[YOUR TASK] A complete answer includes every line below with the word "author".

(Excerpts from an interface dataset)

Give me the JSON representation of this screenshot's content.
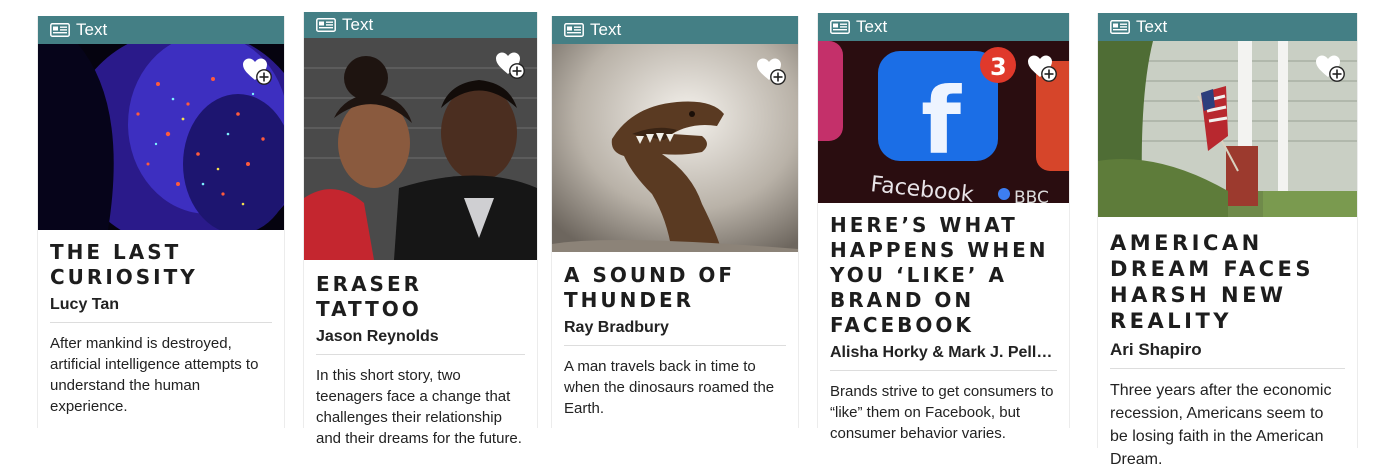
{
  "colors": {
    "header": "#447f85",
    "title": "#1d1d1d",
    "divider": "#dddddd"
  },
  "cards": [
    {
      "type_label": "Text",
      "type_icon": "newspaper-icon",
      "title": "THE LAST CURIOSITY",
      "author": "Lucy Tan",
      "description": "After mankind is destroyed, artificial intelligence attempts to understand the human experience."
    },
    {
      "type_label": "Text",
      "type_icon": "newspaper-icon",
      "title": "ERASER TATTOO",
      "author": "Jason Reynolds",
      "description": "In this short story, two teenagers face a change that challenges their relationship and their dreams for the future."
    },
    {
      "type_label": "Text",
      "type_icon": "newspaper-icon",
      "title": "A SOUND OF THUNDER",
      "author": "Ray Bradbury",
      "description": "A man travels back in time to when the dinosaurs roamed the Earth."
    },
    {
      "type_label": "Text",
      "type_icon": "newspaper-icon",
      "title": "HERE’S WHAT HAPPENS WHEN YOU ‘LIKE’ A BRAND ON FACEBOOK",
      "author": "Alisha Horky & Mark J. Pelle...",
      "description": "Brands strive to get consumers to “like” them on Facebook, but consumer behavior varies.",
      "image_text": {
        "app_name": "Facebook",
        "badge": "3",
        "watermark": "BBC",
        "logo_letter": "f"
      }
    },
    {
      "type_label": "Text",
      "type_icon": "newspaper-icon",
      "title": "AMERICAN DREAM FACES HARSH NEW REALITY",
      "author": "Ari Shapiro",
      "description": "Three years after the economic recession, Americans seem to be losing faith in the American Dream."
    }
  ]
}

[RESULT OF THE TASK]
      "author": "Lucy Tan",
      "author": "Jason Reynolds",
      "author": "Ray Bradbury",
      "author": "Alisha Horky & Mark J. Pelle...",
      "author": "Ari Shapiro",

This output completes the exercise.